The views of Ailsa Craig – especially when the sun is shining
Grazianos Chip shop – quality and great portions
Auld Acquaintance Restaurant – the owner and his wife are lovely and the food is great.
The Electric Brae visual illusion
It’s ok for a night, especially when the weathers good but don’t get too excited !
Day 3 Girvan to The Mull of Galloway
Leaving Girvan there’s a busy section to Barhill. From Barhill over to Glenluce Abby is a great road with little traffic – you’ll really enjoy this section. The roads called the Forest Road and goes to Glenwhilly and New Luce. A slight warning the road is over high fell land with not much up there so take supplies. The route towards the Mull of Galloway is ok but busier.
Day 4 – Mull of Galloway towards Wigtown
You’re on an A road, the A747 down towards the Isle of Whithorn. Don’t worry we found this to be a quiet and beautiful cycle. If you could plan your journey an overnight in Isle of Whithorn would be recommended.
Day 5 – Wigtown to Kirkcudbright
We found a few navigational challenges on this day, namely the Wigtown to Creetown section and out of Gatehouse of Fleet to the quiet roads below the A75. The Wigtown to Creetown was our own fault so we’ll skip that…
The official route follows the B727 (old military road) out of Gatehouse of Fleet. This is a narrow and busy road so we found a diversion through the Cally Palace Hotel and Golf Course. The picture shows our route in red and the proper route in yellow. You can see where we got a short distance out of Gatehouse before turning round to find a quieter route. Please note that the blue dotted line marks where the route is “off road” on rough track. If its wet & you’re on a fragile bike with skinny road tyres this may not be the route for you. We did it on Dawes tourers with Schwalbe Marathon 34mm tyres & it was fine.
This detour wasn’t quick but it was a very pleasant and traffic free route. When we hit road again just before Girthon we tracked south to the coast via Knockbrex and Ingleston before joining the proper route at Borgue. This again was a really beautiful and quiet route
Day 6 – Kirkcudbright to Dumfries
Our last day we deviated from the official route significantly. We did this for two reasons. The first reason was that we needed the quickest route to Dumfries before a storm came in later in the day. The second reason was that we’d cycled this part of the route before and found it busy – I don’t like wet and busy…

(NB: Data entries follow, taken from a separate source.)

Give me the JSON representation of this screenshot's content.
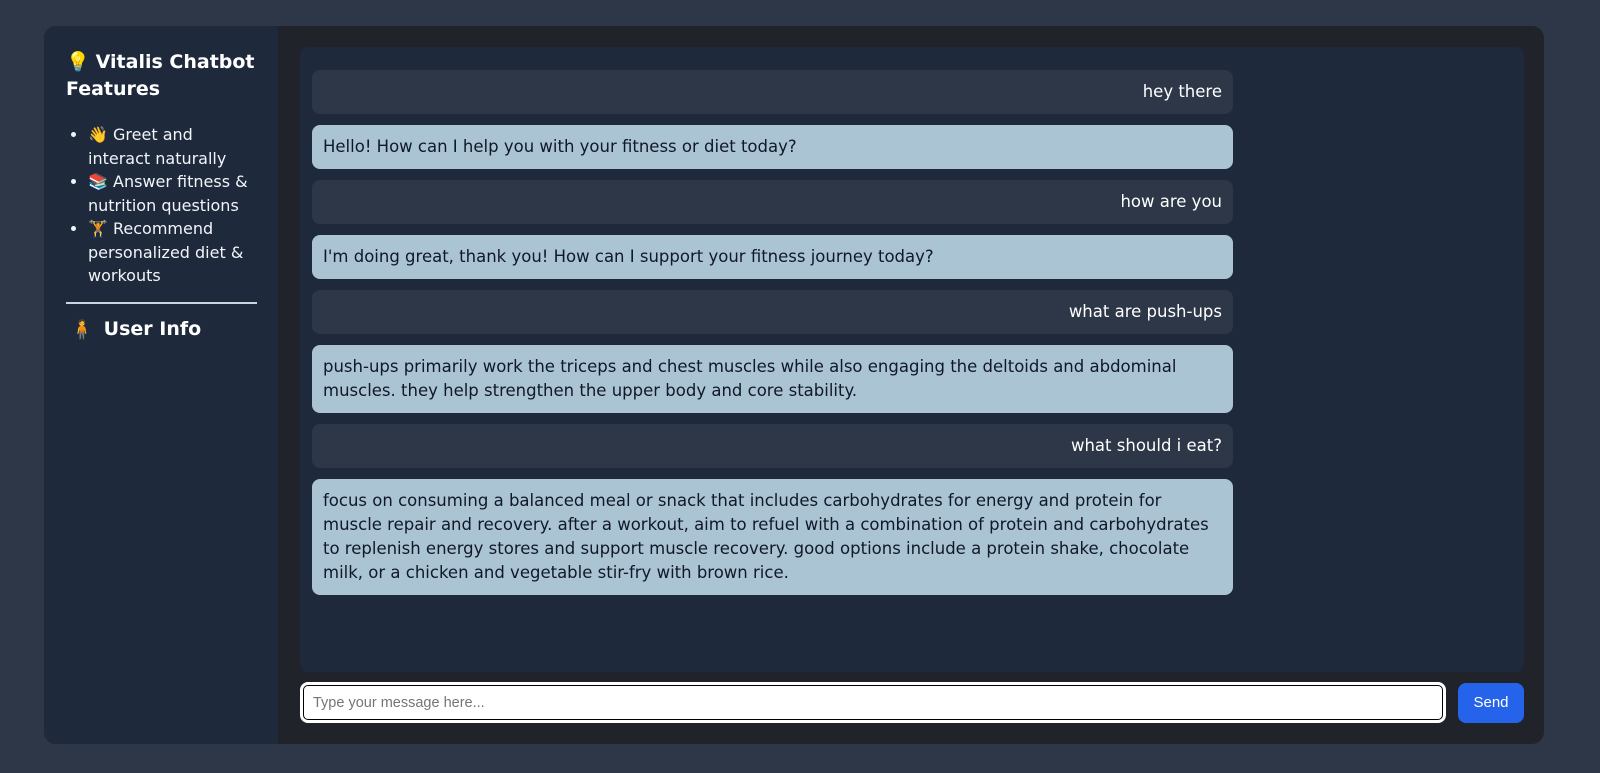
{
  "sidebar": {
    "title_icon": "💡",
    "title": "Vitalis Chatbot Features",
    "features": [
      {
        "icon": "👋",
        "text": "Greet and interact naturally"
      },
      {
        "icon": "📚",
        "text": "Answer fitness & nutrition questions"
      },
      {
        "icon": "🏋️",
        "text": "Recommend personalized diet & workouts"
      }
    ],
    "user_info_icon": "🧍",
    "user_info": "User Info"
  },
  "chat": {
    "messages": [
      {
        "role": "user",
        "text": "hey there"
      },
      {
        "role": "bot",
        "text": "Hello! How can I help you with your fitness or diet today?"
      },
      {
        "role": "user",
        "text": "how are you"
      },
      {
        "role": "bot",
        "text": "I'm doing great, thank you! How can I support your fitness journey today?"
      },
      {
        "role": "user",
        "text": "what are push-ups"
      },
      {
        "role": "bot",
        "text": "push-ups primarily work the triceps and chest muscles while also engaging the deltoids and abdominal muscles. they help strengthen the upper body and core stability."
      },
      {
        "role": "user",
        "text": "what should i eat?"
      },
      {
        "role": "bot",
        "text": "focus on consuming a balanced meal or snack that includes carbohydrates for energy and protein for muscle repair and recovery. after a workout, aim to refuel with a combination of protein and carbohydrates to replenish energy stores and support muscle recovery. good options include a protein shake, chocolate milk, or a chicken and vegetable stir-fry with brown rice."
      }
    ]
  },
  "composer": {
    "placeholder": "Type your message here...",
    "value": "",
    "send_label": "Send"
  },
  "colors": {
    "background": "#2d3748",
    "sidebar": "#1e293b",
    "user_bubble": "#2d3748",
    "bot_bubble": "#aac4d4",
    "send_button": "#2563eb"
  }
}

Our route is shown in red and the official route in yellow. Having done both now we think the red route using the B727 to be the nicest.
If you’re reading this you’re probably planning your own trip. I hope some of this helps but I’m sure you’ll enjoy it 🙂